**Available data**
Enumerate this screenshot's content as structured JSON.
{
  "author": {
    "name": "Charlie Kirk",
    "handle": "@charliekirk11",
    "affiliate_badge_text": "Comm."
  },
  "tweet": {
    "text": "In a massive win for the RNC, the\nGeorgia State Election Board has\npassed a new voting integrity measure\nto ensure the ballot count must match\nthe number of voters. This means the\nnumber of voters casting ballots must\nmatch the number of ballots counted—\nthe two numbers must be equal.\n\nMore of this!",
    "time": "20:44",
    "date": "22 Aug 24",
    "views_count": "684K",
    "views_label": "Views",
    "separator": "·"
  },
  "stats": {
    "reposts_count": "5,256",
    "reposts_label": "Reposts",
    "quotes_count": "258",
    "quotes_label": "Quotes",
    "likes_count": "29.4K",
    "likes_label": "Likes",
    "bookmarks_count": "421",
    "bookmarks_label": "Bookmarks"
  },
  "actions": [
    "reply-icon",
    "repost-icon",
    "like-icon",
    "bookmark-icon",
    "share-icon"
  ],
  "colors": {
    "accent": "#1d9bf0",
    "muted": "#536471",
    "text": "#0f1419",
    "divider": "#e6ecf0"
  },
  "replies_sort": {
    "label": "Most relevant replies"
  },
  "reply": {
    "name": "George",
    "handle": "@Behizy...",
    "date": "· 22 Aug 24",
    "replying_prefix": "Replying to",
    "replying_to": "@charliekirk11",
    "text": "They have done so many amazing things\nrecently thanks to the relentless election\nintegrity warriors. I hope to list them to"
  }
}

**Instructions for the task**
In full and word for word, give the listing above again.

**Answer space**
Enumerate this screenshot's content as structured JSON.
{
  "author": {
    "name": "Charlie Kirk",
    "handle": "@charliekirk11",
    "affiliate_badge_text": "Comm."
  },
  "tweet": {
    "text": "In a massive win for the RNC, the\nGeorgia State Election Board has\npassed a new voting integrity measure\nto ensure the ballot count must match\nthe number of voters. This means the\nnumber of voters casting ballots must\nmatch the number of ballots counted—\nthe two numbers must be equal.\n\nMore of this!",
    "time": "20:44",
    "date": "22 Aug 24",
    "views_count": "684K",
    "views_label": "Views",
    "separator": "·"
  },
  "stats": {
    "reposts_count": "5,256",
    "reposts_label": "Reposts",
    "quotes_count": "258",
    "quotes_label": "Quotes",
    "likes_count": "29.4K",
    "likes_label": "Likes",
    "bookmarks_count": "421",
    "bookmarks_label": "Bookmarks"
  },
  "actions": [
    "reply-icon",
    "repost-icon",
    "like-icon",
    "bookmark-icon",
    "share-icon"
  ],
  "colors": {
    "accent": "#1d9bf0",
    "muted": "#536471",
    "text": "#0f1419",
    "divider": "#e6ecf0"
  },
  "replies_sort": {
    "label": "Most relevant replies"
  },
  "reply": {
    "name": "George",
    "handle": "@Behizy...",
    "date": "· 22 Aug 24",
    "replying_prefix": "Replying to",
    "replying_to": "@charliekirk11",
    "text": "They have done so many amazing things\nrecently thanks to the relentless election\nintegrity warriors. I hope to list them to"
  }
}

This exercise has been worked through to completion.